=== Section Start ===

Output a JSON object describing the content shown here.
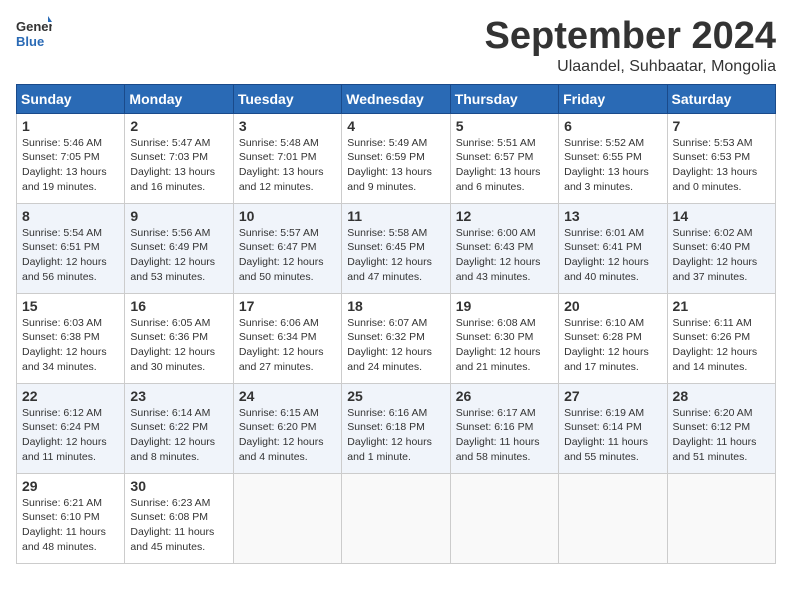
{
  "logo": {
    "general": "General",
    "blue": "Blue"
  },
  "title": "September 2024",
  "subtitle": "Ulaandel, Suhbaatar, Mongolia",
  "weekdays": [
    "Sunday",
    "Monday",
    "Tuesday",
    "Wednesday",
    "Thursday",
    "Friday",
    "Saturday"
  ],
  "weeks": [
    [
      {
        "day": 1,
        "info": "Sunrise: 5:46 AM\nSunset: 7:05 PM\nDaylight: 13 hours\nand 19 minutes."
      },
      {
        "day": 2,
        "info": "Sunrise: 5:47 AM\nSunset: 7:03 PM\nDaylight: 13 hours\nand 16 minutes."
      },
      {
        "day": 3,
        "info": "Sunrise: 5:48 AM\nSunset: 7:01 PM\nDaylight: 13 hours\nand 12 minutes."
      },
      {
        "day": 4,
        "info": "Sunrise: 5:49 AM\nSunset: 6:59 PM\nDaylight: 13 hours\nand 9 minutes."
      },
      {
        "day": 5,
        "info": "Sunrise: 5:51 AM\nSunset: 6:57 PM\nDaylight: 13 hours\nand 6 minutes."
      },
      {
        "day": 6,
        "info": "Sunrise: 5:52 AM\nSunset: 6:55 PM\nDaylight: 13 hours\nand 3 minutes."
      },
      {
        "day": 7,
        "info": "Sunrise: 5:53 AM\nSunset: 6:53 PM\nDaylight: 13 hours\nand 0 minutes."
      }
    ],
    [
      {
        "day": 8,
        "info": "Sunrise: 5:54 AM\nSunset: 6:51 PM\nDaylight: 12 hours\nand 56 minutes."
      },
      {
        "day": 9,
        "info": "Sunrise: 5:56 AM\nSunset: 6:49 PM\nDaylight: 12 hours\nand 53 minutes."
      },
      {
        "day": 10,
        "info": "Sunrise: 5:57 AM\nSunset: 6:47 PM\nDaylight: 12 hours\nand 50 minutes."
      },
      {
        "day": 11,
        "info": "Sunrise: 5:58 AM\nSunset: 6:45 PM\nDaylight: 12 hours\nand 47 minutes."
      },
      {
        "day": 12,
        "info": "Sunrise: 6:00 AM\nSunset: 6:43 PM\nDaylight: 12 hours\nand 43 minutes."
      },
      {
        "day": 13,
        "info": "Sunrise: 6:01 AM\nSunset: 6:41 PM\nDaylight: 12 hours\nand 40 minutes."
      },
      {
        "day": 14,
        "info": "Sunrise: 6:02 AM\nSunset: 6:40 PM\nDaylight: 12 hours\nand 37 minutes."
      }
    ],
    [
      {
        "day": 15,
        "info": "Sunrise: 6:03 AM\nSunset: 6:38 PM\nDaylight: 12 hours\nand 34 minutes."
      },
      {
        "day": 16,
        "info": "Sunrise: 6:05 AM\nSunset: 6:36 PM\nDaylight: 12 hours\nand 30 minutes."
      },
      {
        "day": 17,
        "info": "Sunrise: 6:06 AM\nSunset: 6:34 PM\nDaylight: 12 hours\nand 27 minutes."
      },
      {
        "day": 18,
        "info": "Sunrise: 6:07 AM\nSunset: 6:32 PM\nDaylight: 12 hours\nand 24 minutes."
      },
      {
        "day": 19,
        "info": "Sunrise: 6:08 AM\nSunset: 6:30 PM\nDaylight: 12 hours\nand 21 minutes."
      },
      {
        "day": 20,
        "info": "Sunrise: 6:10 AM\nSunset: 6:28 PM\nDaylight: 12 hours\nand 17 minutes."
      },
      {
        "day": 21,
        "info": "Sunrise: 6:11 AM\nSunset: 6:26 PM\nDaylight: 12 hours\nand 14 minutes."
      }
    ],
    [
      {
        "day": 22,
        "info": "Sunrise: 6:12 AM\nSunset: 6:24 PM\nDaylight: 12 hours\nand 11 minutes."
      },
      {
        "day": 23,
        "info": "Sunrise: 6:14 AM\nSunset: 6:22 PM\nDaylight: 12 hours\nand 8 minutes."
      },
      {
        "day": 24,
        "info": "Sunrise: 6:15 AM\nSunset: 6:20 PM\nDaylight: 12 hours\nand 4 minutes."
      },
      {
        "day": 25,
        "info": "Sunrise: 6:16 AM\nSunset: 6:18 PM\nDaylight: 12 hours\nand 1 minute."
      },
      {
        "day": 26,
        "info": "Sunrise: 6:17 AM\nSunset: 6:16 PM\nDaylight: 11 hours\nand 58 minutes."
      },
      {
        "day": 27,
        "info": "Sunrise: 6:19 AM\nSunset: 6:14 PM\nDaylight: 11 hours\nand 55 minutes."
      },
      {
        "day": 28,
        "info": "Sunrise: 6:20 AM\nSunset: 6:12 PM\nDaylight: 11 hours\nand 51 minutes."
      }
    ],
    [
      {
        "day": 29,
        "info": "Sunrise: 6:21 AM\nSunset: 6:10 PM\nDaylight: 11 hours\nand 48 minutes."
      },
      {
        "day": 30,
        "info": "Sunrise: 6:23 AM\nSunset: 6:08 PM\nDaylight: 11 hours\nand 45 minutes."
      },
      null,
      null,
      null,
      null,
      null
    ]
  ]
}
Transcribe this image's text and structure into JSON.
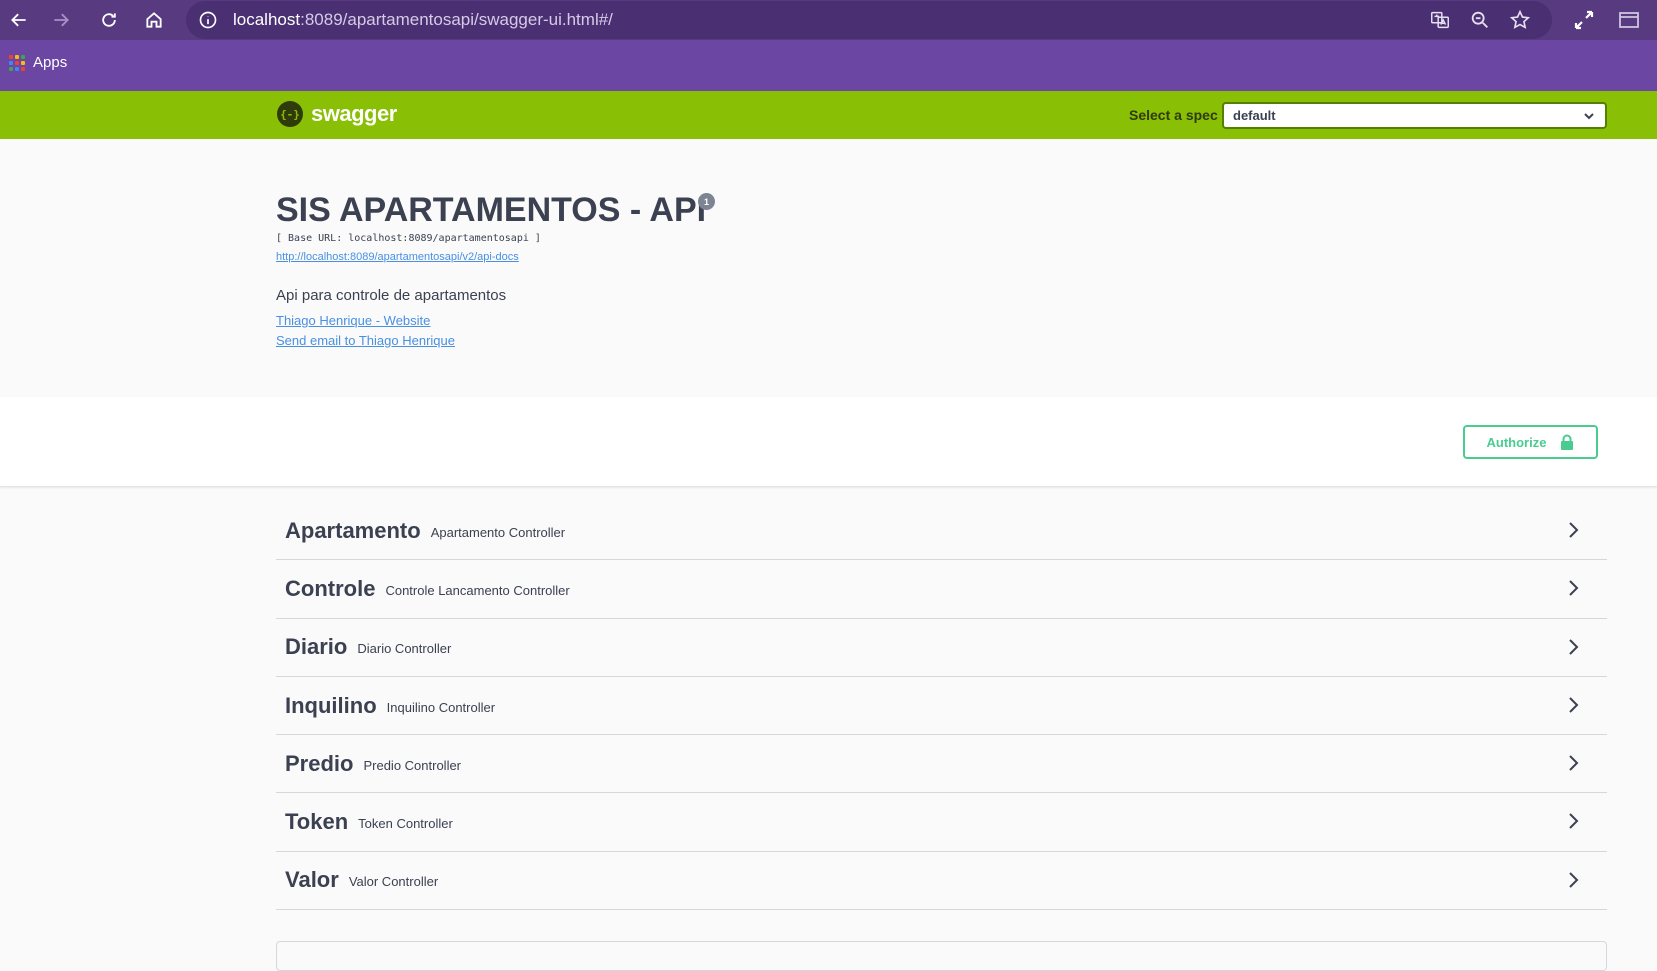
{
  "browser": {
    "url_host": "localhost",
    "url_rest": ":8089/apartamentosapi/swagger-ui.html#/",
    "bookmarks": {
      "apps_label": "Apps"
    }
  },
  "topbar": {
    "logo_text": "swagger",
    "logo_mark": "{-}",
    "spec_label": "Select a spec",
    "spec_value": "default"
  },
  "info": {
    "title": "SIS APARTAMENTOS - API",
    "version": "1",
    "base_url": "[ Base URL: localhost:8089/apartamentosapi ]",
    "docs_link": "http://localhost:8089/apartamentosapi/v2/api-docs",
    "description": "Api para controle de apartamentos",
    "contact_website": "Thiago Henrique - Website",
    "contact_email": "Send email to Thiago Henrique"
  },
  "scheme": {
    "authorize_label": "Authorize"
  },
  "tags": [
    {
      "name": "Apartamento",
      "description": "Apartamento Controller"
    },
    {
      "name": "Controle",
      "description": "Controle Lancamento Controller"
    },
    {
      "name": "Diario",
      "description": "Diario Controller"
    },
    {
      "name": "Inquilino",
      "description": "Inquilino Controller"
    },
    {
      "name": "Predio",
      "description": "Predio Controller"
    },
    {
      "name": "Token",
      "description": "Token Controller"
    },
    {
      "name": "Valor",
      "description": "Valor Controller"
    }
  ],
  "colors": {
    "topbar": "#89bf04",
    "chrome": "#573a80",
    "bookmarks_bar": "#6b46a3",
    "authorize": "#49cc90",
    "link": "#4990e2",
    "text": "#3b4151"
  }
}
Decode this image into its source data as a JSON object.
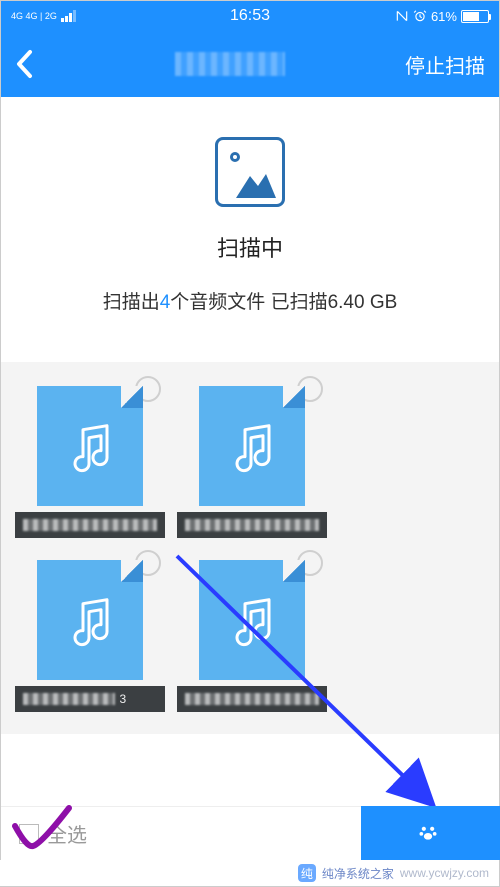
{
  "status": {
    "signal_text": "4G 4G | 2G",
    "time": "16:53",
    "battery_pct": "61%"
  },
  "header": {
    "stop_label": "停止扫描"
  },
  "scan": {
    "status_text": "扫描中",
    "detail_prefix": "扫描出",
    "count": "4",
    "detail_mid": "个音频文件 已扫描",
    "size": "6.40 GB"
  },
  "files": [
    {
      "blurred": true
    },
    {
      "blurred": true
    },
    {
      "blurred": true,
      "label_suffix": "3"
    },
    {
      "blurred": true
    }
  ],
  "bottom": {
    "select_all_label": "全选",
    "action_label": " "
  },
  "watermark": {
    "brand": "纯净系统之家",
    "url": "www.ycwjzy.com"
  }
}
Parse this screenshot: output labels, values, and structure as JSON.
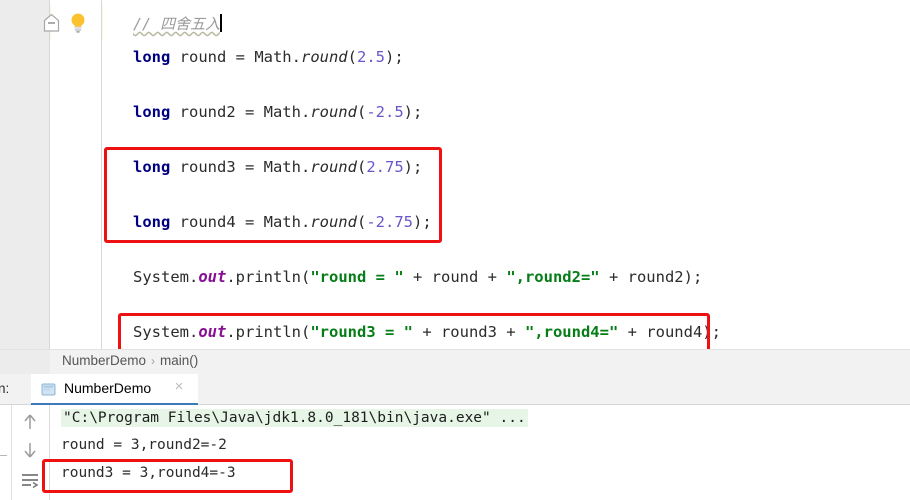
{
  "window": {
    "theme_background": "#ffffff",
    "accent_red": "#ee1111",
    "caret_line_color": "#fdf6e3"
  },
  "editor": {
    "name": "code-editor",
    "gutter_icons": {
      "fold_marker": "fold-collapse-icon",
      "intention_bulb": "lightbulb-icon"
    },
    "lines": [
      {
        "id": "line-comment",
        "type": "comment",
        "text": "// 四舍五入",
        "has_caret": true,
        "highlighted": true
      },
      {
        "id": "line-round",
        "type": "code",
        "tokens": [
          {
            "t": "long",
            "c": "kw"
          },
          {
            "t": " round = Math.",
            "c": "pln"
          },
          {
            "t": "round",
            "c": "mth"
          },
          {
            "t": "(",
            "c": "pln"
          },
          {
            "t": "2.5",
            "c": "num"
          },
          {
            "t": ");",
            "c": "pln"
          }
        ]
      },
      {
        "id": "line-round2",
        "type": "code",
        "tokens": [
          {
            "t": "long",
            "c": "kw"
          },
          {
            "t": " round2 = Math.",
            "c": "pln"
          },
          {
            "t": "round",
            "c": "mth"
          },
          {
            "t": "(",
            "c": "pln"
          },
          {
            "t": "-2.5",
            "c": "num"
          },
          {
            "t": ");",
            "c": "pln"
          }
        ]
      },
      {
        "id": "line-round3",
        "type": "code",
        "tokens": [
          {
            "t": "long",
            "c": "kw"
          },
          {
            "t": " round3 = Math.",
            "c": "pln"
          },
          {
            "t": "round",
            "c": "mth"
          },
          {
            "t": "(",
            "c": "pln"
          },
          {
            "t": "2.75",
            "c": "num"
          },
          {
            "t": ");",
            "c": "pln"
          }
        ]
      },
      {
        "id": "line-round4",
        "type": "code",
        "tokens": [
          {
            "t": "long",
            "c": "kw"
          },
          {
            "t": " round4 = Math.",
            "c": "pln"
          },
          {
            "t": "round",
            "c": "mth"
          },
          {
            "t": "(",
            "c": "pln"
          },
          {
            "t": "-2.75",
            "c": "num"
          },
          {
            "t": ");",
            "c": "pln"
          }
        ]
      },
      {
        "id": "line-print1",
        "type": "code",
        "tokens": [
          {
            "t": "System.",
            "c": "pln"
          },
          {
            "t": "out",
            "c": "fld"
          },
          {
            "t": ".println(",
            "c": "pln"
          },
          {
            "t": "\"round = \"",
            "c": "str"
          },
          {
            "t": " + round + ",
            "c": "pln"
          },
          {
            "t": "\",round2=\"",
            "c": "str"
          },
          {
            "t": " + round2);",
            "c": "pln"
          }
        ]
      },
      {
        "id": "line-print2",
        "type": "code",
        "tokens": [
          {
            "t": "System.",
            "c": "pln"
          },
          {
            "t": "out",
            "c": "fld"
          },
          {
            "t": ".println(",
            "c": "pln"
          },
          {
            "t": "\"round3 = \"",
            "c": "str"
          },
          {
            "t": " + round3 + ",
            "c": "pln"
          },
          {
            "t": "\",round4=\"",
            "c": "str"
          },
          {
            "t": " + round4);",
            "c": "pln"
          }
        ]
      }
    ],
    "annotations": [
      {
        "id": "redbox-declarations",
        "target": "round3 and round4 declarations"
      },
      {
        "id": "redbox-println",
        "target": "println of round3 and round4"
      }
    ]
  },
  "breadcrumb": {
    "items": [
      "NumberDemo",
      "main()"
    ],
    "separator": "›"
  },
  "run_panel": {
    "label": "n:",
    "full_label": "Run:",
    "tab": {
      "title": "NumberDemo",
      "icon": "run-config-icon",
      "close_label": "×"
    },
    "toolbar_icons": [
      "arrow-up-icon",
      "arrow-down-icon",
      "soft-wrap-icon"
    ],
    "console_lines": [
      {
        "id": "console-command",
        "text": "\"C:\\Program Files\\Java\\jdk1.8.0_181\\bin\\java.exe\" ...",
        "style": "command"
      },
      {
        "id": "console-out1",
        "text": "round = 3,round2=-2",
        "style": "stdout"
      },
      {
        "id": "console-out2",
        "text": "round3 = 3,round4=-3",
        "style": "stdout",
        "annotated": true
      }
    ]
  }
}
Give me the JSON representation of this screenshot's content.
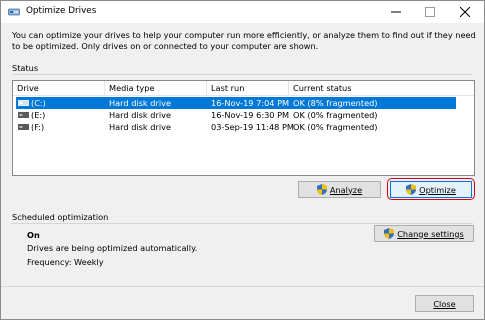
{
  "window": {
    "title": "Optimize Drives",
    "icon": "defrag-icon"
  },
  "intro": "You can optimize your drives to help your computer run more efficiently, or analyze them to find out if they need to be optimized. Only drives on or connected to your computer are shown.",
  "status": {
    "label": "Status",
    "columns": [
      "Drive",
      "Media type",
      "Last run",
      "Current status"
    ],
    "rows": [
      {
        "drive": "(C:)",
        "media": "Hard disk drive",
        "last_run": "16-Nov-19 7:04 PM",
        "status": "OK (8% fragmented)",
        "selected": true
      },
      {
        "drive": "(E:)",
        "media": "Hard disk drive",
        "last_run": "16-Nov-19 6:30 PM",
        "status": "OK (0% fragmented)",
        "selected": false
      },
      {
        "drive": "(F:)",
        "media": "Hard disk drive",
        "last_run": "03-Sep-19 11:48 PM",
        "status": "OK (0% fragmented)",
        "selected": false
      }
    ]
  },
  "buttons": {
    "analyze": "Analyze",
    "optimize": "Optimize",
    "change_settings": "Change settings",
    "close": "Close"
  },
  "scheduled": {
    "label": "Scheduled optimization",
    "state": "On",
    "description": "Drives are being optimized automatically.",
    "frequency": "Frequency: Weekly"
  },
  "colors": {
    "selection": "#0078d7",
    "highlight_ring": "#d0021b"
  }
}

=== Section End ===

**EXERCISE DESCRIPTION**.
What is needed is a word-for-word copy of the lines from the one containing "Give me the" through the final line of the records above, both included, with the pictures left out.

**TASK RESPONSE**.
Give me the JSON representation of this screenshot's content.
{
  "window": {
    "title": "Optimize Drives",
    "icon": "defrag-icon"
  },
  "intro": "You can optimize your drives to help your computer run more efficiently, or analyze them to find out if they need to be optimized. Only drives on or connected to your computer are shown.",
  "status": {
    "label": "Status",
    "columns": [
      "Drive",
      "Media type",
      "Last run",
      "Current status"
    ],
    "rows": [
      {
        "drive": "(C:)",
        "media": "Hard disk drive",
        "last_run": "16-Nov-19 7:04 PM",
        "status": "OK (8% fragmented)",
        "selected": true
      },
      {
        "drive": "(E:)",
        "media": "Hard disk drive",
        "last_run": "16-Nov-19 6:30 PM",
        "status": "OK (0% fragmented)",
        "selected": false
      },
      {
        "drive": "(F:)",
        "media": "Hard disk drive",
        "last_run": "03-Sep-19 11:48 PM",
        "status": "OK (0% fragmented)",
        "selected": false
      }
    ]
  },
  "buttons": {
    "analyze": "Analyze",
    "optimize": "Optimize",
    "change_settings": "Change settings",
    "close": "Close"
  },
  "scheduled": {
    "label": "Scheduled optimization",
    "state": "On",
    "description": "Drives are being optimized automatically.",
    "frequency": "Frequency: Weekly"
  },
  "colors": {
    "selection": "#0078d7",
    "highlight_ring": "#d0021b"
  }
}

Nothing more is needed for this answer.